**Try it**
Here is the listing. Report each line in it that contains the string "thaisc".

**********

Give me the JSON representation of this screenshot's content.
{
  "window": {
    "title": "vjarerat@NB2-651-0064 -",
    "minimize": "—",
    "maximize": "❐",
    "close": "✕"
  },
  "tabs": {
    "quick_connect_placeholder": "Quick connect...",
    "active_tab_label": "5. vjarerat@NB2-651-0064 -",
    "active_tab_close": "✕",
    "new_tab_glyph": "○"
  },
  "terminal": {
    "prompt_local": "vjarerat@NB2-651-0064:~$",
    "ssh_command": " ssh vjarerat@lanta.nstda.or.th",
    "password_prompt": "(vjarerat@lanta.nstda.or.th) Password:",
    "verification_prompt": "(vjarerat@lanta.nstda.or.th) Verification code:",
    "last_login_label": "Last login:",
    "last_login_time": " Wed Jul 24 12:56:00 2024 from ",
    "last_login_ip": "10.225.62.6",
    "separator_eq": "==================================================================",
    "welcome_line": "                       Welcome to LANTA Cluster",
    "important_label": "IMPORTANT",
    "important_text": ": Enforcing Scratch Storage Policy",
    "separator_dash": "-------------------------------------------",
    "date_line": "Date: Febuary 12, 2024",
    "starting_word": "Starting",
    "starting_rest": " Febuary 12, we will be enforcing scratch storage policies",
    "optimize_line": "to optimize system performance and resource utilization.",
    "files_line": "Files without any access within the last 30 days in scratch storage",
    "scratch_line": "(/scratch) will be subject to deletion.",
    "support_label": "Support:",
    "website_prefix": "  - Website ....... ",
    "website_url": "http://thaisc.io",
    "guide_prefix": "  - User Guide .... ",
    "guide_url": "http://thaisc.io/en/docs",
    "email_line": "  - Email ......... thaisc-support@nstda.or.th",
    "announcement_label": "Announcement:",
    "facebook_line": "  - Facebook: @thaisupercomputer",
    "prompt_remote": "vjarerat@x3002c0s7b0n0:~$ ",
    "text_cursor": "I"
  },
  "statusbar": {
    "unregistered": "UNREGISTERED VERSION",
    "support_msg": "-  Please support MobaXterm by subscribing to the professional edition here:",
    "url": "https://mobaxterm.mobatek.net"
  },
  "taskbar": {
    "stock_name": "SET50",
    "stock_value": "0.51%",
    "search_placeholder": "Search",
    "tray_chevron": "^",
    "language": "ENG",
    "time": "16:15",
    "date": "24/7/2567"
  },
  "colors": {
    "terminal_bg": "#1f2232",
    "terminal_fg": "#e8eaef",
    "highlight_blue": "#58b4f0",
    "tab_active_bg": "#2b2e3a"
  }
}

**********

**Exercise answer**
    "website_url": "http://thaisc.io",
    "guide_url": "http://thaisc.io/en/docs",
    "email_line": "  - Email ......... thaisc-support@nstda.or.th",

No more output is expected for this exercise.